Our forms of self-care can vary. We have the luxury forms of self-care that most people enjoy. Luxuriating, treating ourselves well, indulging our senses or finances- all of these things can be self-care. Self-care can also be tedious and a way to mask the tasks we might otherwise call responsibilities. It’s good self-care to take a shower, cook a meal, and clean up after ourselves. It’s good self-care to fill up our gas tanks, go to work, and see our therapist regularly. Anything we do to take care of ourselves and our new lives in recovery is a form of self-care. We take care of ourselves one day at a time, just like everything else we learn how to do.

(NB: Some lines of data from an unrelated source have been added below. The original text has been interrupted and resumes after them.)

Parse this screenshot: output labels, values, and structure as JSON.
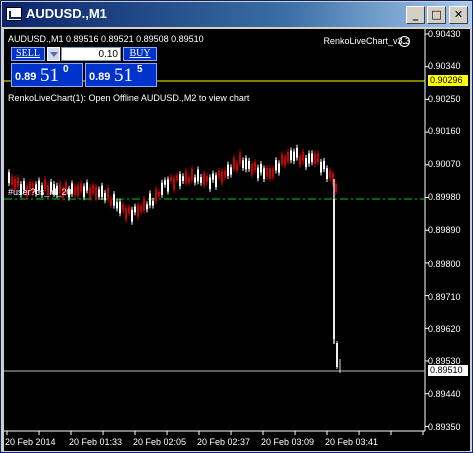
{
  "window": {
    "title": "AUDUSD.,M1",
    "controls": {
      "minimize": "_",
      "maximize": "□",
      "close": "✕"
    }
  },
  "chart": {
    "info_line": "AUDUSD.,M1  0.89516 0.89521 0.89508 0.89510",
    "indicator_name": "RenkoLiveChart_v3.3",
    "indicator_icon": "smiley-icon",
    "message": "RenkoLiveChart(1): Open Offline AUDUSD.,M2 to view chart",
    "watermark": "#user?cs_id_20",
    "colors": {
      "background": "#000000",
      "bull_candle": "#ffffff",
      "bear_candle": "#cc0000",
      "ask_line": "#ffff00",
      "bid_line": "#ffffff",
      "green_level": "#00cc00",
      "axis": "#ffffff"
    }
  },
  "trade_panel": {
    "sell_label": "SELL",
    "buy_label": "BUY",
    "lot_value": "0.10",
    "sell_price": {
      "prefix": "0.89",
      "big": "51",
      "sup": "0"
    },
    "buy_price": {
      "prefix": "0.89",
      "big": "51",
      "sup": "5"
    }
  },
  "price_axis": {
    "labels": [
      "0.90430",
      "0.90340",
      "0.90250",
      "0.90160",
      "0.90070",
      "0.89980",
      "0.89890",
      "0.89800",
      "0.89710",
      "0.89620",
      "0.89530",
      "0.89440",
      "0.89350"
    ],
    "ask_tag": "0.90296",
    "bid_tag": "0.89510"
  },
  "time_axis": {
    "labels": [
      "20 Feb 2014",
      "20 Feb 01:33",
      "20 Feb 02:05",
      "20 Feb 02:37",
      "20 Feb 03:09",
      "20 Feb 03:41"
    ]
  }
}
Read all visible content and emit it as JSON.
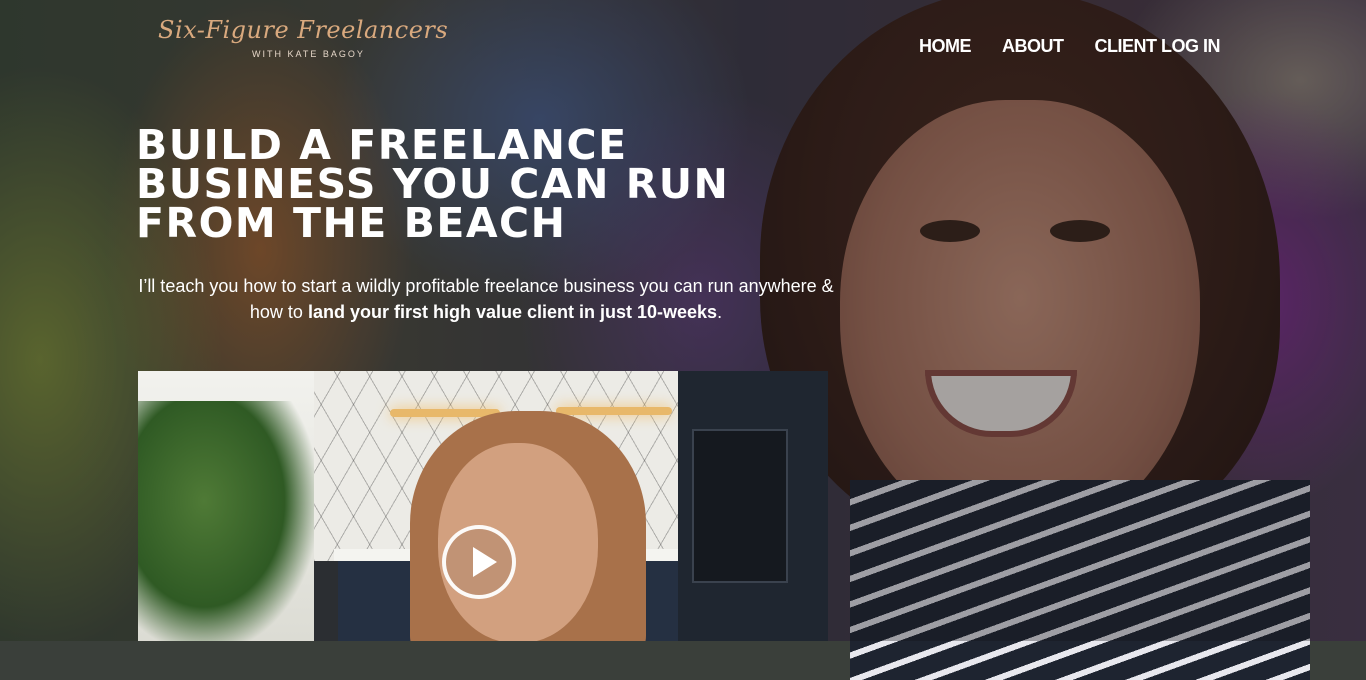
{
  "logo": {
    "script_text": "Six-Figure Freelancers",
    "tagline": "WITH KATE BAGOY"
  },
  "nav": {
    "items": [
      {
        "label": "HOME"
      },
      {
        "label": "ABOUT"
      },
      {
        "label": "CLIENT LOG IN"
      }
    ]
  },
  "hero": {
    "headline": "BUILD A FREELANCE\nBUSINESS YOU CAN RUN\nFROM THE BEACH",
    "subtext_plain": "I’ll teach you how to start a wildly profitable freelance business you can run anywhere & how to ",
    "subtext_bold": "land your first high value client in just 10-weeks",
    "subtext_end": "."
  },
  "video": {
    "play_icon": "play-icon"
  },
  "colors": {
    "logo_script": "#d9a97e",
    "text": "#ffffff"
  }
}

Lakehouse Recovery Center aims to show clients how to learn to take care of themselves and take care in their lives by learning how to have fun in recovery without drugs and alcohol. Our clinical program and holistic healing is supplemented by recovery and non-recovery activities for a well rounded, unforgettable treatment experience. For information, call us today at  877.762.3707.